  2. Interesting info mr puss. I wasn’t aware eq2 did a crafting revamp. Do you both (and anyone else) feel that it’s still worth doing? I am not much of a crafter myself, but with swg dying in days, I do wonder what crafting is out there for my crafting friends. I assume you can still level to max with crafting only if you are dedicated to it?

  3. Crafting is very well-developed in EQ2. It’s been revamped several times over the years. The most recent changes put more influence on questing and doing “writs”, which are repeatable tasks. Crafting is pretty much a fully viable alternative to adventuring now and there are plenty of people who are Level 90 in a tradeskill on characters whose adventure level hasn’t hit 20 yet. The downside is that leveling as a crafter feels pretty similar to leveling as an adventurer except you don’t have to fight anything.
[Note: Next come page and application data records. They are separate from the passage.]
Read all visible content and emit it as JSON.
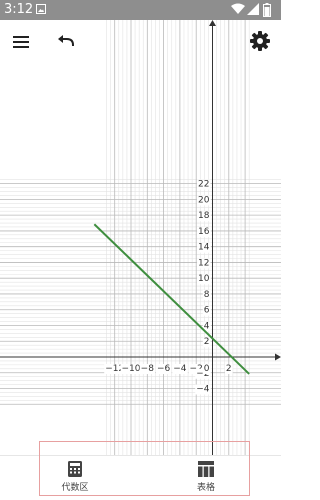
{
  "status_bar": {
    "time": "3:12",
    "icons": [
      "image-icon",
      "wifi-icon",
      "signal-icon",
      "battery-icon"
    ]
  },
  "toolbar": {
    "menu_icon": "menu-icon",
    "undo_icon": "undo-icon",
    "settings_icon": "gear-icon"
  },
  "bottom_tabs": [
    {
      "label": "代数区",
      "icon": "calculator-icon"
    },
    {
      "label": "表格",
      "icon": "table-icon"
    }
  ],
  "colors": {
    "line": "#3f8e3f",
    "axis": "#333333",
    "major_grid": "#b9b9b9",
    "minor_grid": "#e3e3e3",
    "status_bar": "#8e8e8e",
    "highlight_border": "#e7a0a0"
  },
  "chart_data": {
    "type": "line",
    "series": [
      {
        "x": [
          -14.5,
          4.5
        ],
        "y": [
          16.85,
          -2.15
        ]
      }
    ],
    "x_ticks": [
      -12,
      -10,
      -8,
      -6,
      -4,
      -2,
      2
    ],
    "y_ticks": [
      -4,
      -2,
      2,
      4,
      6,
      8,
      10,
      12,
      14,
      16,
      18,
      20,
      22
    ],
    "origin_label": "0",
    "xlim": [
      -13.4,
      4.5
    ],
    "ylim": [
      -6.2,
      22.8
    ],
    "grid": true
  }
}
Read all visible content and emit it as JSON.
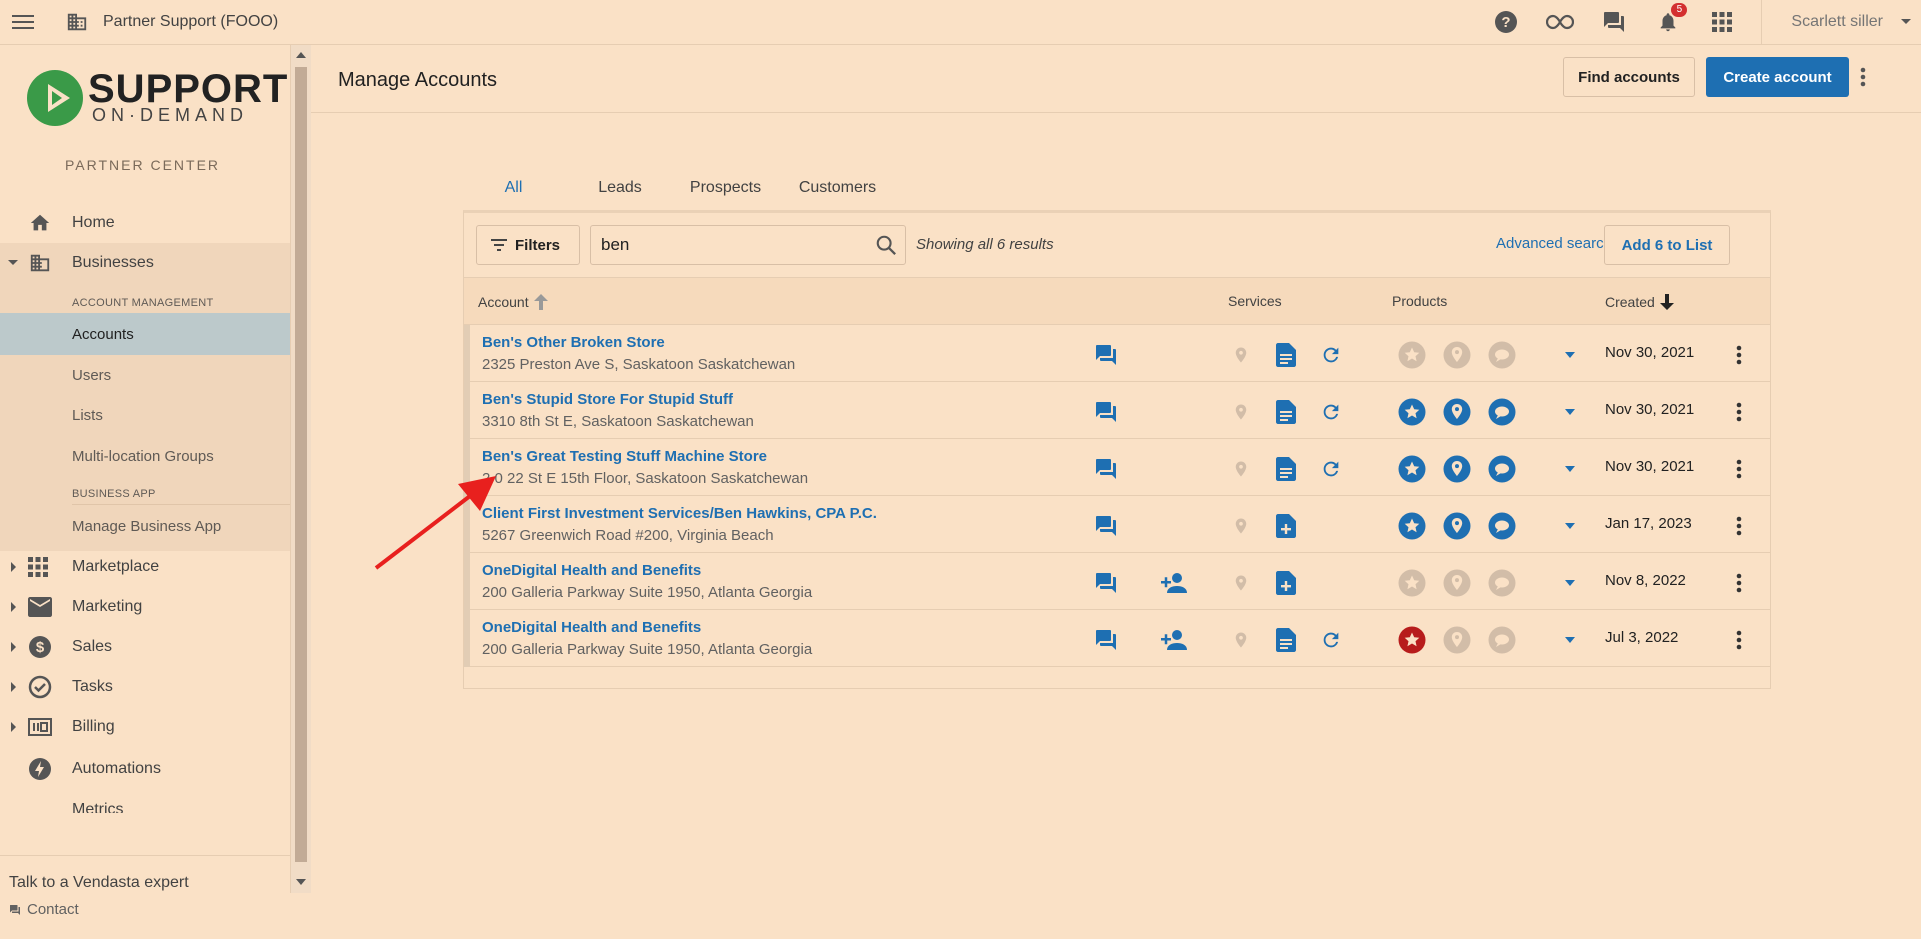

    Crafters now have a large number of quests at all levels, from one-offs to long sequences. They even get crafting “epics”. They get the same faction grinds as adventurers and they even get heroic instances where they can craft in groups. There are plenty of things that crafters make which are highly desirable and it’s possible to make a good in-game living with tradeskills.

    Overall, it’s a pretty filled-out version of MMO crafting, but I imagine it would still pale compared to SWG’s system, although I only have that from hearsay since I never actually crafted in my brief time in SWG.

  4. Thanks for the detailed run down. Almost makes me want to craft in eq2. Almost. FWIW, it’s likely that we may not see anything like SWG crafting again. Not only did resources have stats that matter, but the spawning system has (afaik) never even had anyone attempt to copy it. Unique resources with unique spawning leads to a pretty unique player run economy. With servers having different spawns, every server was different as far as what could be capped in the early days and what couldn’t. Server cap in the early days meant “best available with what’s spawned so far” as opposed to now where server transfers + 8 years of spawns means that cap is equivalent to 98% of “unicorn world perfect”. Part of this is rose colored glasses, but really, learning to craft, and gradually being able to make better harvesters and equipment, it was and is (for 3 more days) pretty amazing.

    Myself, when I was having fun as a trader (crafter), I really only cared about resource quality for the pet making, otherwise I was gathering different kinds of materials to make different furniture etc to decorate houses with. Yeah, that sounds lame, but for me it was a fun break to the “do more quests” grind. Travelling around a world, that has real weather, shifting animal and npc spawns, trying to find a good resource spawn. This was a real world, not just some walled in terrain with npcs who always spawn in the same place. I’ll enjoy tor’s end game (since I tend to enjoy instances), but I’ll miss the “this is really a world” immersiveness that swg has. TG for the emu.

    Thanks again for the post on eq2 crafting (and the follow up comments). I may end up doing some yet. I’m always popping onto games for some dabbling action 🙂